Web page and app entries
━━━━━━━━━━━━━━━━━━━━━━━━━━━━━━
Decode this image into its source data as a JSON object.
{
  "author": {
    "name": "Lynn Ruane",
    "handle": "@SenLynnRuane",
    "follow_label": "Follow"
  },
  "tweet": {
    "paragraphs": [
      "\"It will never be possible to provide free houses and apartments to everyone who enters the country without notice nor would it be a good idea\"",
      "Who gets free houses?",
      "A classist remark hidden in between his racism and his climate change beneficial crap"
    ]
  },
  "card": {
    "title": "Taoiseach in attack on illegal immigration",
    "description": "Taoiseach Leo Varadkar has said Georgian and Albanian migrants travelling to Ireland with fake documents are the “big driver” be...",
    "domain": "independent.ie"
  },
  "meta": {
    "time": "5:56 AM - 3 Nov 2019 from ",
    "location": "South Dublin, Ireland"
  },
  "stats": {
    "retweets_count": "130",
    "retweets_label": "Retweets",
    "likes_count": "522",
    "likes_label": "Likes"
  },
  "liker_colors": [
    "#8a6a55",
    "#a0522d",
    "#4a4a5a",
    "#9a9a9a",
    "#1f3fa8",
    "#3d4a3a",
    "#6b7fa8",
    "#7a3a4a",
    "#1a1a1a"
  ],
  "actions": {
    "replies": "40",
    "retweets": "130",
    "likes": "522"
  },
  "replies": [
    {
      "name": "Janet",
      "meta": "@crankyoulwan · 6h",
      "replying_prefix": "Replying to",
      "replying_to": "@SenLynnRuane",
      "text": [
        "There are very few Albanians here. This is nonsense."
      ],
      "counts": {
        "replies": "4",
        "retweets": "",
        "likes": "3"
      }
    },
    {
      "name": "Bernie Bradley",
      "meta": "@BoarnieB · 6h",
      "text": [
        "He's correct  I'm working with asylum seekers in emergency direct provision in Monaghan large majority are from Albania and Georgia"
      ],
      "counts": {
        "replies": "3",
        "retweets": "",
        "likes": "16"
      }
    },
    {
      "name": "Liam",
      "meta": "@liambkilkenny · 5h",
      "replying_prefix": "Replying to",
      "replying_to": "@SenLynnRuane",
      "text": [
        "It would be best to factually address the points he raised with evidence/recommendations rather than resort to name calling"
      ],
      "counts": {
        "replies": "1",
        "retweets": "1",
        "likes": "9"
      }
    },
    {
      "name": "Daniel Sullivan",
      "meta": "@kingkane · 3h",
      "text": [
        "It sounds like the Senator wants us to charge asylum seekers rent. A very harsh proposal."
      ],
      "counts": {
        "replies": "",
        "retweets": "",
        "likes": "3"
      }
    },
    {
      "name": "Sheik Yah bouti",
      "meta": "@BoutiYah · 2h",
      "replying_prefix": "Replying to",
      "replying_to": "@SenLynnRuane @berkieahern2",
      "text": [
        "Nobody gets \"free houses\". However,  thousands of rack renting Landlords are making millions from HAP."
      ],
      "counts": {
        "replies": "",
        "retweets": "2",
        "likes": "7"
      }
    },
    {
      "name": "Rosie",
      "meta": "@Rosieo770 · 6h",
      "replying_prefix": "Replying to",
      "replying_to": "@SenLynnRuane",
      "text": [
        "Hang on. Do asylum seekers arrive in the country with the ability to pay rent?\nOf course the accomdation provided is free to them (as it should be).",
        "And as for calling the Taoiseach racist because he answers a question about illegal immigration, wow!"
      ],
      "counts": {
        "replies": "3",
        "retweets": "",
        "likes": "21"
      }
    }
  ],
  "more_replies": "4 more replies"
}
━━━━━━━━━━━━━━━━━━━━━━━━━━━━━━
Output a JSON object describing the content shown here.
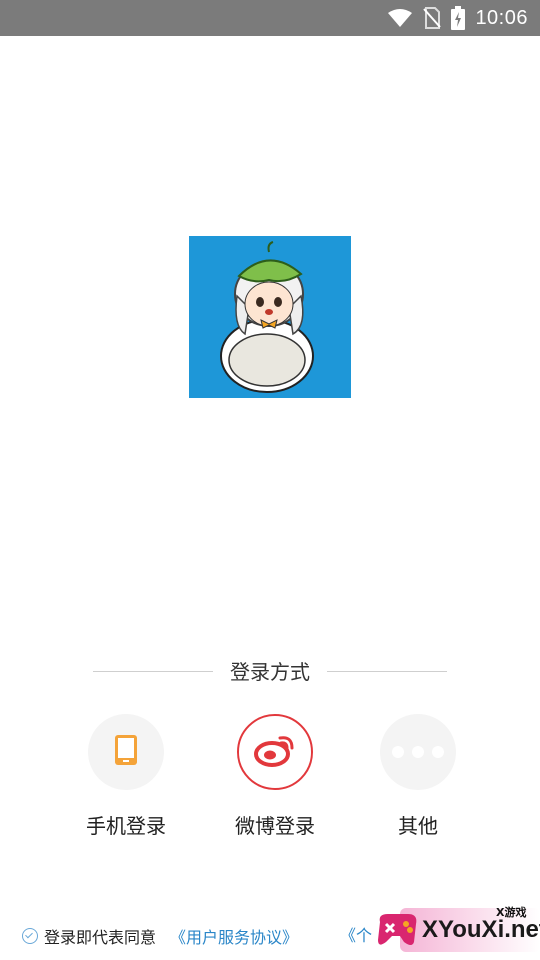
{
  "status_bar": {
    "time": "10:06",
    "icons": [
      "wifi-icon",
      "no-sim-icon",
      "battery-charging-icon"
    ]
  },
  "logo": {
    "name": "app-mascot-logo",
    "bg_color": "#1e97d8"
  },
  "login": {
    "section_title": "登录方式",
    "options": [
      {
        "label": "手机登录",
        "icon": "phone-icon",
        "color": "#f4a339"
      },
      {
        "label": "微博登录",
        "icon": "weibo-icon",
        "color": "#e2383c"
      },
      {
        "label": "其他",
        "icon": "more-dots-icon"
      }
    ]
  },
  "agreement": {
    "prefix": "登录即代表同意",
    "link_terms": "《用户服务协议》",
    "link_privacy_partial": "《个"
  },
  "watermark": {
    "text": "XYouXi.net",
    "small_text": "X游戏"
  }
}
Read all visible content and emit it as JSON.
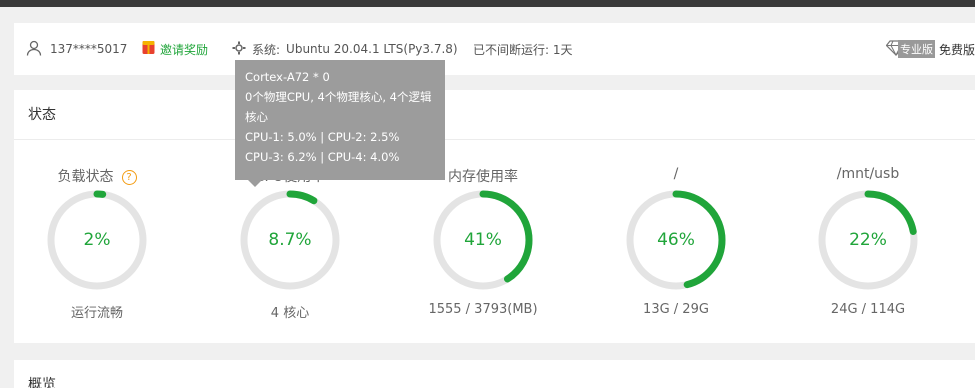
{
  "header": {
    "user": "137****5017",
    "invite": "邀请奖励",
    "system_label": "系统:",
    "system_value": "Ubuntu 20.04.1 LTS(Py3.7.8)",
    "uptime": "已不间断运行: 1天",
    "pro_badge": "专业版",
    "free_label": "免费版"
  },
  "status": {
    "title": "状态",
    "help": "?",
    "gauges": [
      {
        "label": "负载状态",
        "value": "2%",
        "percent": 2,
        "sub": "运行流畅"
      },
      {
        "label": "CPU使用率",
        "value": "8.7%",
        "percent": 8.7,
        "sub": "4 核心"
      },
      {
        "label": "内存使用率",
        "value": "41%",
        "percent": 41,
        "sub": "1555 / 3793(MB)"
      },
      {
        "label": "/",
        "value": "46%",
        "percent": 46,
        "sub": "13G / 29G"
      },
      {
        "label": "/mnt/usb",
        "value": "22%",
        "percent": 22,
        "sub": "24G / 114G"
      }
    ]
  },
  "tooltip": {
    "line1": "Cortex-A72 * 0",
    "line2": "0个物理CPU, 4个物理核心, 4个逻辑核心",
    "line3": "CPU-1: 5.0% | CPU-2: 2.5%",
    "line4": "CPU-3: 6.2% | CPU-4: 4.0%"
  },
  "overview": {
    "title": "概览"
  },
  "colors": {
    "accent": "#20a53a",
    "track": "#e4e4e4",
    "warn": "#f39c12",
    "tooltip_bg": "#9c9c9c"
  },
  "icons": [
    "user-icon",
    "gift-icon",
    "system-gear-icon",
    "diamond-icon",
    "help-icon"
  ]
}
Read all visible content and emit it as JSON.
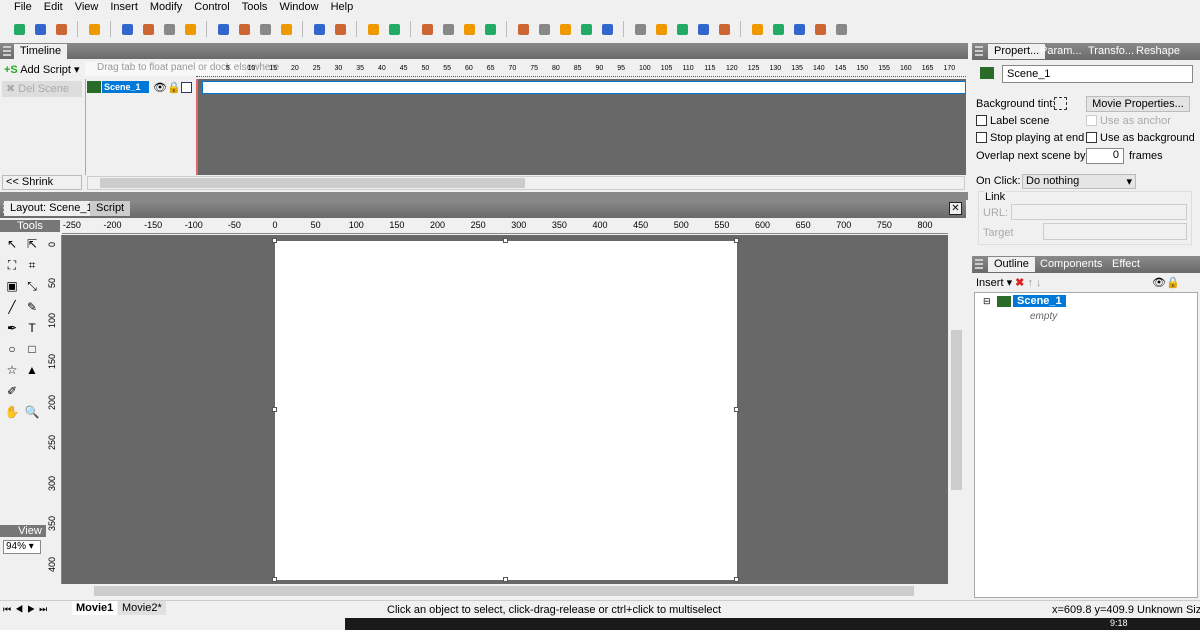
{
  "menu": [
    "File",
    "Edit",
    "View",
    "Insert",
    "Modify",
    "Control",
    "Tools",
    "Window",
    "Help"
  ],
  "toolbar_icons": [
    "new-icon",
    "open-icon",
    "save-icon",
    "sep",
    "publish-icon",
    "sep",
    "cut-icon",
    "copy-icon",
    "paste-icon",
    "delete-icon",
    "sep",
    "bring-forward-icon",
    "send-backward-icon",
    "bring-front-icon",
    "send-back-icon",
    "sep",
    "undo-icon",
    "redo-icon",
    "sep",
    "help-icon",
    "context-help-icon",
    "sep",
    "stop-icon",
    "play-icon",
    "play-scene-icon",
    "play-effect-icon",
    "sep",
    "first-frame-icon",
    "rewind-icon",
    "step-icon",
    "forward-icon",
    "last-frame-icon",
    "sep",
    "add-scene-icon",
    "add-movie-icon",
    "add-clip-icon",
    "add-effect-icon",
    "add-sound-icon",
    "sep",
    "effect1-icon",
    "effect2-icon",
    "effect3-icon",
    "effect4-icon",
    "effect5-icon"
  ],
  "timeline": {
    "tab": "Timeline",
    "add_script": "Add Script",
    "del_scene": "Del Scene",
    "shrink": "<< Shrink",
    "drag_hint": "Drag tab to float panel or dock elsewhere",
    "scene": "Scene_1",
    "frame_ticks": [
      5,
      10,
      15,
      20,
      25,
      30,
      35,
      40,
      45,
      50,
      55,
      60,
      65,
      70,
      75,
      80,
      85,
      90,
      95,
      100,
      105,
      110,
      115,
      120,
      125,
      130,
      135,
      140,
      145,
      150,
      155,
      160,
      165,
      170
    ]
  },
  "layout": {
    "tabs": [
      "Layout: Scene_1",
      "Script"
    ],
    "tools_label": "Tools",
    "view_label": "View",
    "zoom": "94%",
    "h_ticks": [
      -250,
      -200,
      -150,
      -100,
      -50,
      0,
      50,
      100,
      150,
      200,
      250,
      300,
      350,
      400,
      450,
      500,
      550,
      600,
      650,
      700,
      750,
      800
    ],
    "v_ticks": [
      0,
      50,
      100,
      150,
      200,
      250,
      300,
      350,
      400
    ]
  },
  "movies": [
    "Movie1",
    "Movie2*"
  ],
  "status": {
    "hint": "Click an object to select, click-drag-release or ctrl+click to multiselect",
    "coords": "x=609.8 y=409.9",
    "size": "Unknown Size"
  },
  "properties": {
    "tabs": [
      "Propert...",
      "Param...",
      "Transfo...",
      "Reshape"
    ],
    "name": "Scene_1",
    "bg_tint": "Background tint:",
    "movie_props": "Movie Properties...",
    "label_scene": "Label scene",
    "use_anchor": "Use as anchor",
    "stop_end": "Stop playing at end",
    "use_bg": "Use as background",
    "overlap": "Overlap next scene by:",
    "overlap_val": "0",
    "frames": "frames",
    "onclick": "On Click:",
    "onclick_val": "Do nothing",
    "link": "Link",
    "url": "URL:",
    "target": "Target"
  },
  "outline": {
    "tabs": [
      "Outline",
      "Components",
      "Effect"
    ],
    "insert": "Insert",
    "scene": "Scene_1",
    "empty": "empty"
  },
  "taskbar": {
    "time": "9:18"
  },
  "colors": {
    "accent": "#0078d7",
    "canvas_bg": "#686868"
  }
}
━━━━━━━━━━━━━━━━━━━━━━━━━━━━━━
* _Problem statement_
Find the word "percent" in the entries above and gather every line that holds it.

* _Problem solution_
        "percent": 2,
        "percent": 8.7,
        "percent": 41,
        "percent": 46,
        "percent": 22,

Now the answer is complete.